The increased presence of CO2 in the air poses a number of threats as temperatures around the world rise. Farmers rely on consistent patterns and cycles to effectively cultivate their crops. Increased CO2 disrupts these cycles, ultimately leading to poor crop health and lower yields. It is also believed to be a cause behind the population declines of major pollinators, which are critical to the farming industry.
By reducing the amount of carbon released into the air, stability can be restored, and farms can continue to thrive.
However, it’s not enough to simply cut emissions. To lower the atmosphere’s current CO2 levels, we need to pull carbon from the air and store it through a process known as carbon sequestering.
How Carbon Sequestering Works
There are two primary ways of sequestering carbon: geological carbon sequestration and biological carbon sequestration.
Geological carbon sequestration involves capturing CO2 as it’s released. Typically, it is then pressurized until it turns to liquid. From there, it is injected into underground rock formations. Though effective at reducing emissions and keeping excess carbon out of the air, it’s also expensive and the availability of the required technology is currently limited.
Biological carbon sequestering offers a more accessible and scalable means of storing carbon and reducing CO2 levels. It involves strategically utilizing vegetation, soil, and other organic matter to house excess carbon. Plants and soil are natural carbon storers. Currently approximately 25% of global carbon emissions are captured by forests, grasslands, and other plant-rich landscapes.
By further enhancing and expanding the presence of these natural environments, more carbon can be stored and CO2 levels can be lowered.
Woody Carbon Sequestration vs. Herbaceous Carbon Sequestration
Woody carbon sequestration uses trees, shrubs, and lianas to store carbon. The most prominent sources of woody sequestration are forests, which have long played a vital role in reducing CO2 and producing oxygen for our planet.
The rise of deforestation has ran largely parallel with the increase of CO2 in the air. Modern initiatives are working to offset deforestation and promote woody sequestration through both reforestation (replanting trees where they once existed) and afforestation (planting trees where tree cover previously has not existed).
While trees and forests are effective at storing carbon, there are shortcomings to woody sequestration. Forests are vulnerable to wildfires, as we’ve been reminded numerous times over the past year. These wildfires not only wipeout trees and threaten both human and animal populations, but they release massive amounts of stored carbon into the air.
Scientists estimate that wildfires have emitted 8 billion tons of CO2 into the air every year for the past 20 years.

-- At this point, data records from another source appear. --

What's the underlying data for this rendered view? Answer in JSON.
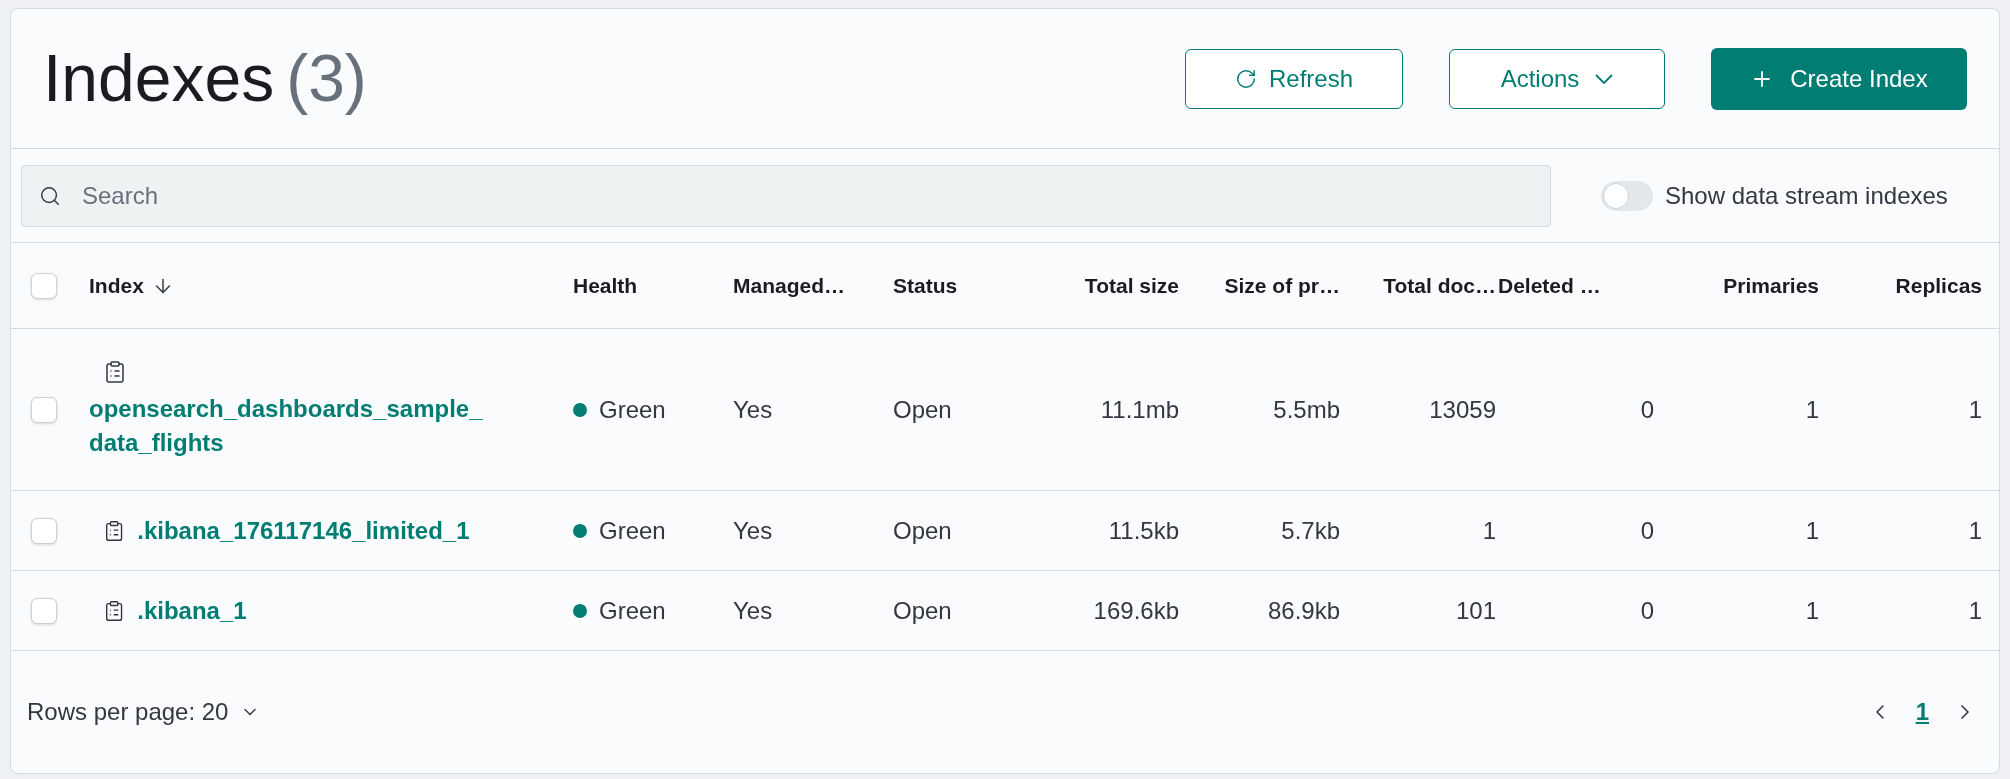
{
  "title": "Indexes",
  "count": "(3)",
  "buttons": [
    {
      "kind": "refresh",
      "label": "Refresh"
    },
    {
      "kind": "dropdown",
      "label": "Actions"
    },
    {
      "kind": "primary",
      "label": "Create Index"
    }
  ],
  "search": {
    "placeholder": "Search"
  },
  "toggle": {
    "label": "Show data stream indexes",
    "on": false
  },
  "table": {
    "select_all": {
      "checked": false
    },
    "columns": [
      {
        "label": "Index",
        "sorted": true
      },
      {
        "label": "Health",
        "sorted": false
      },
      {
        "label": "Managed…",
        "sorted": false
      },
      {
        "label": "Status",
        "sorted": false
      },
      {
        "label": "Total size",
        "sorted": false
      },
      {
        "label": "Size of pr…",
        "sorted": false
      },
      {
        "label": "Total doc…",
        "sorted": false
      },
      {
        "label": "Deleted …",
        "sorted": false
      },
      {
        "label": "Primaries",
        "sorted": false
      },
      {
        "label": "Replicas",
        "sorted": false
      }
    ],
    "rows": [
      {
        "checked": false,
        "icon_above": true,
        "index": "opensearch_dashboards_sample_ data_flights",
        "health": "Green",
        "color": "#017d73",
        "managed": "Yes",
        "status": "Open",
        "total_size": "11.1mb",
        "primary_size": "5.5mb",
        "total_docs": "13059",
        "deleted": "0",
        "primaries": "1",
        "replicas": "1"
      },
      {
        "checked": false,
        "icon_above": false,
        "index": ".kibana_176117146_limited_1",
        "health": "Green",
        "color": "#017d73",
        "managed": "Yes",
        "status": "Open",
        "total_size": "11.5kb",
        "primary_size": "5.7kb",
        "total_docs": "1",
        "deleted": "0",
        "primaries": "1",
        "replicas": "1"
      },
      {
        "checked": false,
        "icon_above": false,
        "index": ".kibana_1",
        "health": "Green",
        "color": "#017d73",
        "managed": "Yes",
        "status": "Open",
        "total_size": "169.6kb",
        "primary_size": "86.9kb",
        "total_docs": "101",
        "deleted": "0",
        "primaries": "1",
        "replicas": "1"
      }
    ]
  },
  "footer": {
    "rows_per_page": "Rows per page: 20",
    "pages": [
      {
        "label": "1",
        "selected": true
      }
    ]
  }
}
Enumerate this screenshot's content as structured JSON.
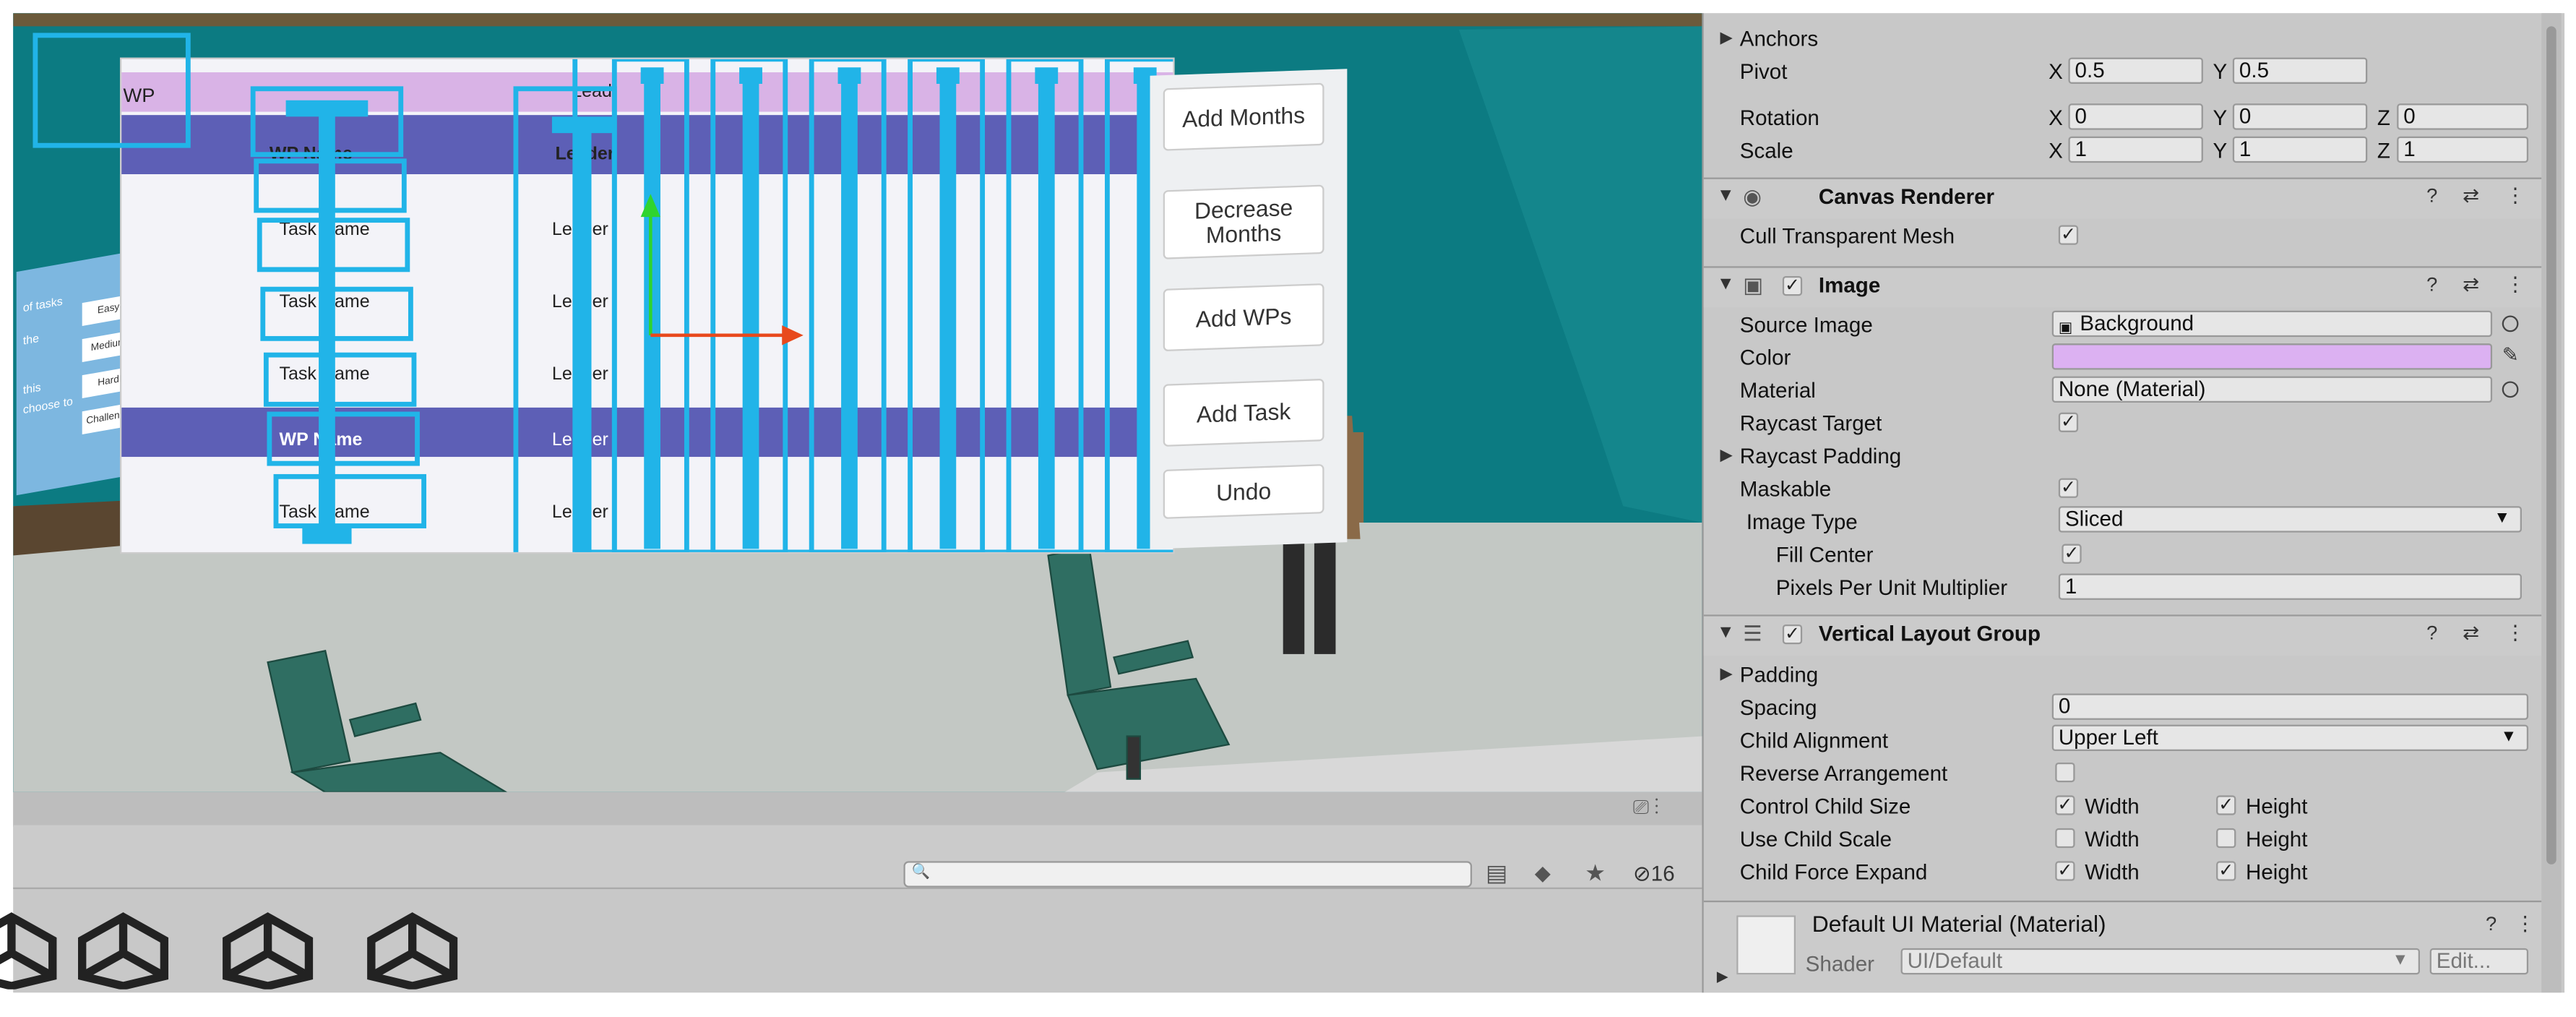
{
  "scene": {
    "wp_tag": "WP",
    "header_fragment": "Lead",
    "columns": {
      "wp_name": "WP Name",
      "leader": "Leader"
    },
    "rows": [
      {
        "name": "Task Name",
        "leader": "Leader"
      },
      {
        "name": "Task Name",
        "leader": "Leader"
      },
      {
        "name": "Task Name",
        "leader": "Leader"
      },
      {
        "name": "WP Name",
        "leader": "Leader"
      },
      {
        "name": "Task Name",
        "leader": "Leader"
      }
    ],
    "buttons": [
      {
        "label": "Add Months"
      },
      {
        "label": "Decrease Months"
      },
      {
        "label": "Add WPs"
      },
      {
        "label": "Add Task"
      },
      {
        "label": "Undo"
      }
    ],
    "left_panel": {
      "texts": [
        "of tasks",
        "the",
        "this",
        "choose to"
      ],
      "buttons": [
        "Easy",
        "Medium",
        "Hard",
        "Challenge"
      ]
    },
    "highlight_color": "#21b4e8",
    "header_color": "#d9b3e6"
  },
  "project": {
    "search_placeholder": "",
    "hidden_count": "16",
    "icons": [
      "filter-icon",
      "tag-icon",
      "star-icon",
      "eye-slash-icon"
    ]
  },
  "inspector": {
    "anchors_label": "Anchors",
    "pivot": {
      "label": "Pivot",
      "x": "0.5",
      "y": "0.5"
    },
    "rotation": {
      "label": "Rotation",
      "x": "0",
      "y": "0",
      "z": "0"
    },
    "scale": {
      "label": "Scale",
      "x": "1",
      "y": "1",
      "z": "1"
    },
    "axes": {
      "x": "X",
      "y": "Y",
      "z": "Z"
    },
    "canvas_renderer": {
      "title": "Canvas Renderer",
      "cull_label": "Cull Transparent Mesh",
      "cull": true
    },
    "image": {
      "title": "Image",
      "source_image_label": "Source Image",
      "source_image": "Background",
      "color_label": "Color",
      "color": "#dcb1f2",
      "material_label": "Material",
      "material": "None (Material)",
      "raycast_target_label": "Raycast Target",
      "raycast_padding_label": "Raycast Padding",
      "maskable_label": "Maskable",
      "image_type_label": "Image Type",
      "image_type": "Sliced",
      "fill_center_label": "Fill Center",
      "ppu_label": "Pixels Per Unit Multiplier",
      "ppu": "1"
    },
    "vlg": {
      "title": "Vertical Layout Group",
      "padding_label": "Padding",
      "spacing_label": "Spacing",
      "spacing": "0",
      "child_alignment_label": "Child Alignment",
      "child_alignment": "Upper Left",
      "reverse_label": "Reverse Arrangement",
      "control_label": "Control Child Size",
      "use_scale_label": "Use Child Scale",
      "force_label": "Child Force Expand",
      "width": "Width",
      "height": "Height"
    },
    "material": {
      "title": "Default UI Material (Material)",
      "shader_label": "Shader",
      "shader": "UI/Default",
      "edit": "Edit..."
    }
  }
}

Meanwhile, deforestation continues as trees are cleared for urban and agriculture expansion and lumber is harvested for materials and fuel. Though modern practices are doing a much better job of replacing old trees with new ones, this can take decades before it has any effect.
Herbaceous carbon sequestration, on the other hand, relies on native grasses and forbs to store carbon. Many of these plants have extensive root systems that are great for storing carbon long term, even if the stems, leaves, and flowers above the soil are destroyed. Native grasses and forbs also do a great job of protecting and nurturing soil. Healthy soil is much better at retaining and storing carbon itself.
Rangelands that house native grasses and forbs are more resilient to wildfires and droughts than forests. They can also be established in a shorter time frame.
Woody sequestration and the protection of forests play an important role in controlling our world’s CO2 levels. However, herbaceous sequestration may ultimately hold the key to providing faster results, especially with the help of farmers and other landowners.
As we said in our previous post, increased CO2 levels ultimately have a negative impact on agriculture. By establishing native grasses and forbs, farmers can help sequester carbon while also protecting and nurturing their soil. Programs like CRP provide a great opportunity for farmers to take part in carbon sequestration while still earning a profit on their land.
By taking marginal land out of active production and establishing native vegetation, CRP contract holders receive market-based rental payments in addition to cost-share reimbursement for the establishment process. CRP has proven highly successful at sequestering carbon, storing an average of 49 million tons of greenhouse gases very year.
This is the equivalent of taking 9 million cars off the road.
If you’re interested in enrolling in CRP, FDCE can help. Our full-service CRP solutions handle the entire establishment process for you, from purchasing and planting CRP seed to documentation and report submission for cost-share reimbursement. With CRP and FDCE, sequestering carbon has never been simpler.